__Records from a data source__
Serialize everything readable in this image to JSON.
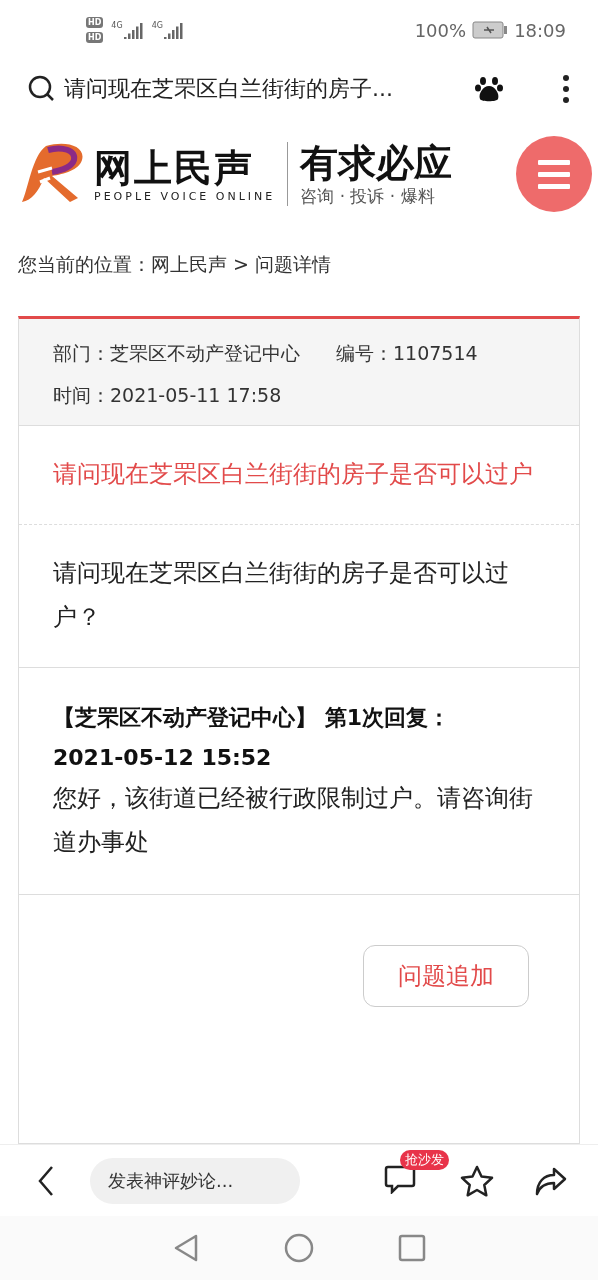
{
  "status_bar": {
    "sim_badges": [
      "HD",
      "HD"
    ],
    "network_labels": [
      "4G",
      "4G"
    ],
    "battery": "100%",
    "time": "18:09"
  },
  "url_bar": {
    "title": "请问现在芝罘区白兰街街的房子..."
  },
  "header": {
    "logo_name": "网上民声",
    "logo_subtitle": "PEOPLE VOICE ONLINE",
    "slogan": "有求必应",
    "slogan_sub": "咨询 · 投诉 · 爆料"
  },
  "breadcrumb": "您当前的位置：网上民声 > 问题详情",
  "detail": {
    "department": "部门：芝罘区不动产登记中心",
    "number": "编号：1107514",
    "time": "时间：2021-05-11 17:58",
    "title": "请问现在芝罘区白兰街街的房子是否可以过户",
    "question": "请问现在芝罘区白兰街街的房子是否可以过户？",
    "reply": {
      "heading": "【芝罘区不动产登记中心】 第1次回复：",
      "time": "2021-05-12 15:52",
      "body": "您好，该街道已经被行政限制过户。请咨询街道办事处"
    },
    "action_button": "问题追加"
  },
  "bottom_bar": {
    "comment_placeholder": "发表神评妙论...",
    "comment_badge": "抢沙发"
  }
}
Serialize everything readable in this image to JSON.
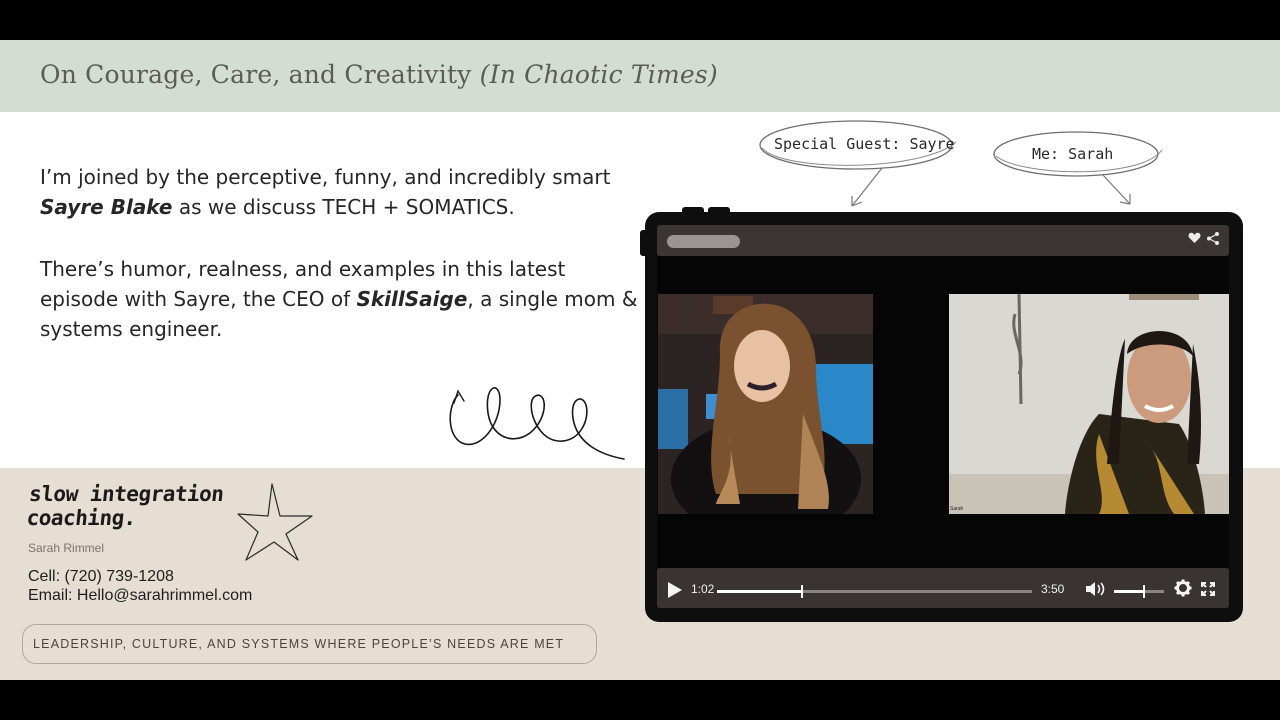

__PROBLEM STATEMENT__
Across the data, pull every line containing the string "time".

__RESPONSE__
    "time": "18:09"
    "time": "时间：2021-05-11 17:58",
      "time": "2021-05-12 15:52",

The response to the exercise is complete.